- DATA SHOWN:
⟨

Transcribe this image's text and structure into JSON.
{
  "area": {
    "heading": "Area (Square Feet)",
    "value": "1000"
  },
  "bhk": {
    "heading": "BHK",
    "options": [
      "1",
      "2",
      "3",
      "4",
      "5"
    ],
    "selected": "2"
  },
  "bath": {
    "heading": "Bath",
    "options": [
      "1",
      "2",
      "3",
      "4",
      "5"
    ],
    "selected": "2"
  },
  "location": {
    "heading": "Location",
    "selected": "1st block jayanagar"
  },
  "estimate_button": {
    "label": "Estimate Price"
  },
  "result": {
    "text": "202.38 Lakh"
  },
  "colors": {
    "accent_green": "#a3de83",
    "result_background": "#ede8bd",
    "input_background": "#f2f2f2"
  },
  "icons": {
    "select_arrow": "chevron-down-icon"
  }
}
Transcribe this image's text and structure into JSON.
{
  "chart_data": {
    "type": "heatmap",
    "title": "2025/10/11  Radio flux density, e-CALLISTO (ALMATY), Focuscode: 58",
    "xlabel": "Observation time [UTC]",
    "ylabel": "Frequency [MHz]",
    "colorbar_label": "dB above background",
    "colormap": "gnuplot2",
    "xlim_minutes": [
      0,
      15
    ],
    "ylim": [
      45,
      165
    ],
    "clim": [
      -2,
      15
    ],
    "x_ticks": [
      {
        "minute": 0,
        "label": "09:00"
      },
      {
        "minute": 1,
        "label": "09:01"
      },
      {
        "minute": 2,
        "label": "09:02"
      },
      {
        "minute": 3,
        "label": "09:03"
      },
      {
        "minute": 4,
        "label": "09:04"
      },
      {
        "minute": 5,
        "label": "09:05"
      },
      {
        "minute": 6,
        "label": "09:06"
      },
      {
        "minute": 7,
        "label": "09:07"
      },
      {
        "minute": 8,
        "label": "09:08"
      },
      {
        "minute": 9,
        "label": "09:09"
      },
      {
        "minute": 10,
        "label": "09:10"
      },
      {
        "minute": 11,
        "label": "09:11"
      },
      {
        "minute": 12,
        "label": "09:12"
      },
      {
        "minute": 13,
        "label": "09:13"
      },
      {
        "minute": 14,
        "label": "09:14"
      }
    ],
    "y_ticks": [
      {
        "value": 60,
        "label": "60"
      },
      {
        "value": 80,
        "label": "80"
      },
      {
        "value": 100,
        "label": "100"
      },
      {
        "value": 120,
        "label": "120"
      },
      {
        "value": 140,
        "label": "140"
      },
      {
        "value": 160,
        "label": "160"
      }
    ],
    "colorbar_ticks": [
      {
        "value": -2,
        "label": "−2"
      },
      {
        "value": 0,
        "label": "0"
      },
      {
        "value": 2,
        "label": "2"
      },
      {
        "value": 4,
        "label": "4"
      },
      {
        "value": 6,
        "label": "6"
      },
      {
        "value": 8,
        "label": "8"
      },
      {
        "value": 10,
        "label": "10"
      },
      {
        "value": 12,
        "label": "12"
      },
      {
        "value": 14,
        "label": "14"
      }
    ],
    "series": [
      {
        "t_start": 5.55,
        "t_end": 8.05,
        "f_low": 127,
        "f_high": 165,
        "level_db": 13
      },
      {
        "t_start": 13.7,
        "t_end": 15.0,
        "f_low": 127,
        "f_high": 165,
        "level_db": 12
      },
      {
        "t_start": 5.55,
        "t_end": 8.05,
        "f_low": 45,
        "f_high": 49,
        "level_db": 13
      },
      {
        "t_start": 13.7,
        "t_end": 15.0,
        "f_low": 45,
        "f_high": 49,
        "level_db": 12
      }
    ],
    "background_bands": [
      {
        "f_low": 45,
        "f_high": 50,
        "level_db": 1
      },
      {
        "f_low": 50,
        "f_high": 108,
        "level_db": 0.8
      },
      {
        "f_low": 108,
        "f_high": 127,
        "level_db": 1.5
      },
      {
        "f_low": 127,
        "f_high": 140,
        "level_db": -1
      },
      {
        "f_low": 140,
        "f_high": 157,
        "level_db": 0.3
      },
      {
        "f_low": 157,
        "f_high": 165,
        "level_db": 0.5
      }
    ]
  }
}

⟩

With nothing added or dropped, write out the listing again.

- WRITTEN SOLUTION:
Transcribe this image's text and structure into JSON.
{
  "area": {
    "heading": "Area (Square Feet)",
    "value": "1000"
  },
  "bhk": {
    "heading": "BHK",
    "options": [
      "1",
      "2",
      "3",
      "4",
      "5"
    ],
    "selected": "2"
  },
  "bath": {
    "heading": "Bath",
    "options": [
      "1",
      "2",
      "3",
      "4",
      "5"
    ],
    "selected": "2"
  },
  "location": {
    "heading": "Location",
    "selected": "1st block jayanagar"
  },
  "estimate_button": {
    "label": "Estimate Price"
  },
  "result": {
    "text": "202.38 Lakh"
  },
  "colors": {
    "accent_green": "#a3de83",
    "result_background": "#ede8bd",
    "input_background": "#f2f2f2"
  },
  "icons": {
    "select_arrow": "chevron-down-icon"
  }
}
Transcribe this image's text and structure into JSON.
{
  "chart_data": {
    "type": "heatmap",
    "title": "2025/10/11  Radio flux density, e-CALLISTO (ALMATY), Focuscode: 58",
    "xlabel": "Observation time [UTC]",
    "ylabel": "Frequency [MHz]",
    "colorbar_label": "dB above background",
    "colormap": "gnuplot2",
    "xlim_minutes": [
      0,
      15
    ],
    "ylim": [
      45,
      165
    ],
    "clim": [
      -2,
      15
    ],
    "x_ticks": [
      {
        "minute": 0,
        "label": "09:00"
      },
      {
        "minute": 1,
        "label": "09:01"
      },
      {
        "minute": 2,
        "label": "09:02"
      },
      {
        "minute": 3,
        "label": "09:03"
      },
      {
        "minute": 4,
        "label": "09:04"
      },
      {
        "minute": 5,
        "label": "09:05"
      },
      {
        "minute": 6,
        "label": "09:06"
      },
      {
        "minute": 7,
        "label": "09:07"
      },
      {
        "minute": 8,
        "label": "09:08"
      },
      {
        "minute": 9,
        "label": "09:09"
      },
      {
        "minute": 10,
        "label": "09:10"
      },
      {
        "minute": 11,
        "label": "09:11"
      },
      {
        "minute": 12,
        "label": "09:12"
      },
      {
        "minute": 13,
        "label": "09:13"
      },
      {
        "minute": 14,
        "label": "09:14"
      }
    ],
    "y_ticks": [
      {
        "value": 60,
        "label": "60"
      },
      {
        "value": 80,
        "label": "80"
      },
      {
        "value": 100,
        "label": "100"
      },
      {
        "value": 120,
        "label": "120"
      },
      {
        "value": 140,
        "label": "140"
      },
      {
        "value": 160,
        "label": "160"
      }
    ],
    "colorbar_ticks": [
      {
        "value": -2,
        "label": "−2"
      },
      {
        "value": 0,
        "label": "0"
      },
      {
        "value": 2,
        "label": "2"
      },
      {
        "value": 4,
        "label": "4"
      },
      {
        "value": 6,
        "label": "6"
      },
      {
        "value": 8,
        "label": "8"
      },
      {
        "value": 10,
        "label": "10"
      },
      {
        "value": 12,
        "label": "12"
      },
      {
        "value": 14,
        "label": "14"
      }
    ],
    "series": [
      {
        "t_start": 5.55,
        "t_end": 8.05,
        "f_low": 127,
        "f_high": 165,
        "level_db": 13
      },
      {
        "t_start": 13.7,
        "t_end": 15.0,
        "f_low": 127,
        "f_high": 165,
        "level_db": 12
      },
      {
        "t_start": 5.55,
        "t_end": 8.05,
        "f_low": 45,
        "f_high": 49,
        "level_db": 13
      },
      {
        "t_start": 13.7,
        "t_end": 15.0,
        "f_low": 45,
        "f_high": 49,
        "level_db": 12
      }
    ],
    "background_bands": [
      {
        "f_low": 45,
        "f_high": 50,
        "level_db": 1
      },
      {
        "f_low": 50,
        "f_high": 108,
        "level_db": 0.8
      },
      {
        "f_low": 108,
        "f_high": 127,
        "level_db": 1.5
      },
      {
        "f_low": 127,
        "f_high": 140,
        "level_db": -1
      },
      {
        "f_low": 140,
        "f_high": 157,
        "level_db": 0.3
      },
      {
        "f_low": 157,
        "f_high": 165,
        "level_db": 0.5
      }
    ]
  }
}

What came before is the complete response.